### Exercise objective
Only one number is wanted here: how many lines of the data hold "Test".

### Input data
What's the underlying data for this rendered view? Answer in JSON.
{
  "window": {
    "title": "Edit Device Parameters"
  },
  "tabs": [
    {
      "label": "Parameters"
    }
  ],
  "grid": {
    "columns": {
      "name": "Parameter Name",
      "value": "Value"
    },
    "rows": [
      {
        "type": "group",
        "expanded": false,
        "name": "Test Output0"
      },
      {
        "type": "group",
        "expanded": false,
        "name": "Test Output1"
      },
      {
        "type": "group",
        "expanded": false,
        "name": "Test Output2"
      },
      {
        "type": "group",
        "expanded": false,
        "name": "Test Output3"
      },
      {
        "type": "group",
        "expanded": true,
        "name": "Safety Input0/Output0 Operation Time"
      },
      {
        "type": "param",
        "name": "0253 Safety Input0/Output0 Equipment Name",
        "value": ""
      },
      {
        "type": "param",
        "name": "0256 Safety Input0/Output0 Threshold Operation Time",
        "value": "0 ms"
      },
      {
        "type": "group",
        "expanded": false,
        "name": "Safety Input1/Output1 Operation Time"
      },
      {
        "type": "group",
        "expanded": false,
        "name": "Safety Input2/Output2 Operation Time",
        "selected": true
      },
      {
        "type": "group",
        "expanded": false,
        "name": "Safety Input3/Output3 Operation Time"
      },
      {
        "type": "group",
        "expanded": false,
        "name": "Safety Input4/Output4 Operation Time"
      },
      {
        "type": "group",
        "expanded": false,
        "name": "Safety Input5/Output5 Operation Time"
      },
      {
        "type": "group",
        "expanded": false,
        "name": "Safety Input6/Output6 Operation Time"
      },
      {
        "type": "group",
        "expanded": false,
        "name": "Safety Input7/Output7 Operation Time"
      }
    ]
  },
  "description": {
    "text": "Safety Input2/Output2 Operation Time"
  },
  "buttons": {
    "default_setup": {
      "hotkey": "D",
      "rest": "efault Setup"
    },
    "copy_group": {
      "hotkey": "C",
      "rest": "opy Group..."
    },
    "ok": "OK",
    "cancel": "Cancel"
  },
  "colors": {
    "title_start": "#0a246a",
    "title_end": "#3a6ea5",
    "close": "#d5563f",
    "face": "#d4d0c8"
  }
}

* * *

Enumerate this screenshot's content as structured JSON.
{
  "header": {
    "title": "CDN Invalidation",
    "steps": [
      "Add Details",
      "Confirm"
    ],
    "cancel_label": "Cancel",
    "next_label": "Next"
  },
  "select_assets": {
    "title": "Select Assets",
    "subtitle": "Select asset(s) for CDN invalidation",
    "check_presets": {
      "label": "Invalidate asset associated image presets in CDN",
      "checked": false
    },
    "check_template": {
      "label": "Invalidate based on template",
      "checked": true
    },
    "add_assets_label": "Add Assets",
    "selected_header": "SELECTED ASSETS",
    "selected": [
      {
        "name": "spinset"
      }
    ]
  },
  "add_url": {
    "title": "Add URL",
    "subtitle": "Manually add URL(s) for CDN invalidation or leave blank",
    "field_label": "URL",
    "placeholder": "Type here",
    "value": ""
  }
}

### Expected answer
4